**Task item**
Please reproduce each line of the data below exactly as shown.

[Excerpts from an interface dataset]

----------------------------------------

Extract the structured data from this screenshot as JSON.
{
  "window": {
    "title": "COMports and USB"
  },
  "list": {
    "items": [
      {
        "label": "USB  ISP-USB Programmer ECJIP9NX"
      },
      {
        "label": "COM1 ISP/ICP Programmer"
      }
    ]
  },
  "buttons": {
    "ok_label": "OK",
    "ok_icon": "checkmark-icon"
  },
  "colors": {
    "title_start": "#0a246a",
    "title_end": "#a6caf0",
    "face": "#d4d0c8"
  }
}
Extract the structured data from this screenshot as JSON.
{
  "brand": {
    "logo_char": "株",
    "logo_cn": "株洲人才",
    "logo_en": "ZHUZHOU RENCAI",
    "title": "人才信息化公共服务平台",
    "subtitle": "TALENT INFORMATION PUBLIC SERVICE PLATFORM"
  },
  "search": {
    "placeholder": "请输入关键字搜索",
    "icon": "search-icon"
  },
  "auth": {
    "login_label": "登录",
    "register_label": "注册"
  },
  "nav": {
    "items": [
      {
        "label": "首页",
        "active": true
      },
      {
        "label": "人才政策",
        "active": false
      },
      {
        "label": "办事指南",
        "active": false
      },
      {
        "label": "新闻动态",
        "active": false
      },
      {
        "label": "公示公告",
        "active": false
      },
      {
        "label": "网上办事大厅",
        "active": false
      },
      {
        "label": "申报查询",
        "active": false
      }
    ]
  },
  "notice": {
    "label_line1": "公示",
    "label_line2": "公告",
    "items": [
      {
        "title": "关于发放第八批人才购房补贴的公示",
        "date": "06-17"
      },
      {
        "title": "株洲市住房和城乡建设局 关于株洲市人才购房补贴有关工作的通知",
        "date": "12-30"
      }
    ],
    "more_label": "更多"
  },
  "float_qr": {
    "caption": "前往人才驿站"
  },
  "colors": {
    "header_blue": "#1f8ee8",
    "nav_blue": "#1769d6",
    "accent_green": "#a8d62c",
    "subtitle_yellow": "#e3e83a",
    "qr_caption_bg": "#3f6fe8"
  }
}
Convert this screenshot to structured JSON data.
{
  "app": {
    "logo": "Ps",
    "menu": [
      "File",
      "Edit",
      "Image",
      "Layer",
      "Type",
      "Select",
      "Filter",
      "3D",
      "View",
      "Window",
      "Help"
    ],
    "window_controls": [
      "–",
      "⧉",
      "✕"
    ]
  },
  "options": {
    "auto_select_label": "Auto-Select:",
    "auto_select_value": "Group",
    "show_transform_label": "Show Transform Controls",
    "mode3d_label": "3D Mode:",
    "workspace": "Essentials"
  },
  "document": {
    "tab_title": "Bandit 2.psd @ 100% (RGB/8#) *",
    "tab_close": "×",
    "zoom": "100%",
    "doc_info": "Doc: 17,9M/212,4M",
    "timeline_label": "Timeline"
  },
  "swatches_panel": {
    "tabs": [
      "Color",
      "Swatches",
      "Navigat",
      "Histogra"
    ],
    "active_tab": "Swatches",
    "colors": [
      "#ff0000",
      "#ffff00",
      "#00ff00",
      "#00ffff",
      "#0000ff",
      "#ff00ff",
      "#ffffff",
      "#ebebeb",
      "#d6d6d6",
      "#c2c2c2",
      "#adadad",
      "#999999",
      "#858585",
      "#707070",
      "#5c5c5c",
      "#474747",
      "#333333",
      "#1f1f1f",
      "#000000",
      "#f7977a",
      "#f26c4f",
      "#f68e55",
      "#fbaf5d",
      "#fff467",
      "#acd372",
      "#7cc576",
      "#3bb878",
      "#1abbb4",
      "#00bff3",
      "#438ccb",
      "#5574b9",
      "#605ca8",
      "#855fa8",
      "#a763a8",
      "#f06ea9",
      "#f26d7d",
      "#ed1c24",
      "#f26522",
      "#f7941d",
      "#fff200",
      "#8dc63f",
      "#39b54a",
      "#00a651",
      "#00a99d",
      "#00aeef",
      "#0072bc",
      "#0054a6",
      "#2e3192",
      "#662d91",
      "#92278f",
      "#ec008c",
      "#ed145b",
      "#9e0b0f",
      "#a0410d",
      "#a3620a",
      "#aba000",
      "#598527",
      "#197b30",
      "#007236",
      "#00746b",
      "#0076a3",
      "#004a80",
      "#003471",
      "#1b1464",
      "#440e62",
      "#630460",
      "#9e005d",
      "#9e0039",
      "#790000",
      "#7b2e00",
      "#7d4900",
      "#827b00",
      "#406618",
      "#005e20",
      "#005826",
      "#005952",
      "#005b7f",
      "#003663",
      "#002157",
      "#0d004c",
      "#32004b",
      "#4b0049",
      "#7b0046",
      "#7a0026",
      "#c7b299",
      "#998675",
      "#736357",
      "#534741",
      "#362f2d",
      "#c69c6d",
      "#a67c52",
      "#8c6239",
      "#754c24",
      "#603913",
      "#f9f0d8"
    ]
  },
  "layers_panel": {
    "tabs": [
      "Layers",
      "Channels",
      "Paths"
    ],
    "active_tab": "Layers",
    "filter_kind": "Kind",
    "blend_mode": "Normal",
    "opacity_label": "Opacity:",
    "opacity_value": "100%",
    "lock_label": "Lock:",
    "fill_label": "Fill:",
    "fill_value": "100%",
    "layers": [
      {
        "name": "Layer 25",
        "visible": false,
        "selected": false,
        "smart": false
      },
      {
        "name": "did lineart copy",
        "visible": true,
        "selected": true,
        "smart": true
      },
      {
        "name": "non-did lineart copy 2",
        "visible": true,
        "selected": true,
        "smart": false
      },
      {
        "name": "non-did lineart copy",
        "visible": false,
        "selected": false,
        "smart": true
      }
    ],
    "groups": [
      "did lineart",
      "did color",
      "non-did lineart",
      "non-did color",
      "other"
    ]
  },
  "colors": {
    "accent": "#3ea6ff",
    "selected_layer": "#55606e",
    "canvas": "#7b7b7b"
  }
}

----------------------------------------

**Final answer**
Extract the structured data from this screenshot as JSON.
{
  "window": {
    "title": "COMports and USB"
  },
  "list": {
    "items": [
      {
        "label": "USB  ISP-USB Programmer ECJIP9NX"
      },
      {
        "label": "COM1 ISP/ICP Programmer"
      }
    ]
  },
  "buttons": {
    "ok_label": "OK",
    "ok_icon": "checkmark-icon"
  },
  "colors": {
    "title_start": "#0a246a",
    "title_end": "#a6caf0",
    "face": "#d4d0c8"
  }
}
Extract the structured data from this screenshot as JSON.
{
  "brand": {
    "logo_char": "株",
    "logo_cn": "株洲人才",
    "logo_en": "ZHUZHOU RENCAI",
    "title": "人才信息化公共服务平台",
    "subtitle": "TALENT INFORMATION PUBLIC SERVICE PLATFORM"
  },
  "search": {
    "placeholder": "请输入关键字搜索",
    "icon": "search-icon"
  },
  "auth": {
    "login_label": "登录",
    "register_label": "注册"
  },
  "nav": {
    "items": [
      {
        "label": "首页",
        "active": true
      },
      {
        "label": "人才政策",
        "active": false
      },
      {
        "label": "办事指南",
        "active": false
      },
      {
        "label": "新闻动态",
        "active": false
      },
      {
        "label": "公示公告",
        "active": false
      },
      {
        "label": "网上办事大厅",
        "active": false
      },
      {
        "label": "申报查询",
        "active": false
      }
    ]
  },
  "notice": {
    "label_line1": "公示",
    "label_line2": "公告",
    "items": [
      {
        "title": "关于发放第八批人才购房补贴的公示",
        "date": "06-17"
      },
      {
        "title": "株洲市住房和城乡建设局 关于株洲市人才购房补贴有关工作的通知",
        "date": "12-30"
      }
    ],
    "more_label": "更多"
  },
  "float_qr": {
    "caption": "前往人才驿站"
  },
  "colors": {
    "header_blue": "#1f8ee8",
    "nav_blue": "#1769d6",
    "accent_green": "#a8d62c",
    "subtitle_yellow": "#e3e83a",
    "qr_caption_bg": "#3f6fe8"
  }
}
Convert this screenshot to structured JSON data.
{
  "app": {
    "logo": "Ps",
    "menu": [
      "File",
      "Edit",
      "Image",
      "Layer",
      "Type",
      "Select",
      "Filter",
      "3D",
      "View",
      "Window",
      "Help"
    ],
    "window_controls": [
      "–",
      "⧉",
      "✕"
    ]
  },
  "options": {
    "auto_select_label": "Auto-Select:",
    "auto_select_value": "Group",
    "show_transform_label": "Show Transform Controls",
    "mode3d_label": "3D Mode:",
    "workspace": "Essentials"
  },
  "document": {
    "tab_title": "Bandit 2.psd @ 100% (RGB/8#) *",
    "tab_close": "×",
    "zoom": "100%",
    "doc_info": "Doc: 17,9M/212,4M",
    "timeline_label": "Timeline"
  },
  "swatches_panel": {
    "tabs": [
      "Color",
      "Swatches",
      "Navigat",
      "Histogra"
    ],
    "active_tab": "Swatches",
    "colors": [
      "#ff0000",
      "#ffff00",
      "#00ff00",
      "#00ffff",
      "#0000ff",
      "#ff00ff",
      "#ffffff",
      "#ebebeb",
      "#d6d6d6",
      "#c2c2c2",
      "#adadad",
      "#999999",
      "#858585",
      "#707070",
      "#5c5c5c",
      "#474747",
      "#333333",
      "#1f1f1f",
      "#000000",
      "#f7977a",
      "#f26c4f",
      "#f68e55",
      "#fbaf5d",
      "#fff467",
      "#acd372",
      "#7cc576",
      "#3bb878",
      "#1abbb4",
      "#00bff3",
      "#438ccb",
      "#5574b9",
      "#605ca8",
      "#855fa8",
      "#a763a8",
      "#f06ea9",
      "#f26d7d",
      "#ed1c24",
      "#f26522",
      "#f7941d",
      "#fff200",
      "#8dc63f",
      "#39b54a",
      "#00a651",
      "#00a99d",
      "#00aeef",
      "#0072bc",
      "#0054a6",
      "#2e3192",
      "#662d91",
      "#92278f",
      "#ec008c",
      "#ed145b",
      "#9e0b0f",
      "#a0410d",
      "#a3620a",
      "#aba000",
      "#598527",
      "#197b30",
      "#007236",
      "#00746b",
      "#0076a3",
      "#004a80",
      "#003471",
      "#1b1464",
      "#440e62",
      "#630460",
      "#9e005d",
      "#9e0039",
      "#790000",
      "#7b2e00",
      "#7d4900",
      "#827b00",
      "#406618",
      "#005e20",
      "#005826",
      "#005952",
      "#005b7f",
      "#003663",
      "#002157",
      "#0d004c",
      "#32004b",
      "#4b0049",
      "#7b0046",
      "#7a0026",
      "#c7b299",
      "#998675",
      "#736357",
      "#534741",
      "#362f2d",
      "#c69c6d",
      "#a67c52",
      "#8c6239",
      "#754c24",
      "#603913",
      "#f9f0d8"
    ]
  },
  "layers_panel": {
    "tabs": [
      "Layers",
      "Channels",
      "Paths"
    ],
    "active_tab": "Layers",
    "filter_kind": "Kind",
    "blend_mode": "Normal",
    "opacity_label": "Opacity:",
    "opacity_value": "100%",
    "lock_label": "Lock:",
    "fill_label": "Fill:",
    "fill_value": "100%",
    "layers": [
      {
        "name": "Layer 25",
        "visible": false,
        "selected": false,
        "smart": false
      },
      {
        "name": "did lineart copy",
        "visible": true,
        "selected": true,
        "smart": true
      },
      {
        "name": "non-did lineart copy 2",
        "visible": true,
        "selected": true,
        "smart": false
      },
      {
        "name": "non-did lineart copy",
        "visible": false,
        "selected": false,
        "smart": true
      }
    ],
    "groups": [
      "did lineart",
      "did color",
      "non-did lineart",
      "non-did color",
      "other"
    ]
  },
  "colors": {
    "accent": "#3ea6ff",
    "selected_layer": "#55606e",
    "canvas": "#7b7b7b"
  }
}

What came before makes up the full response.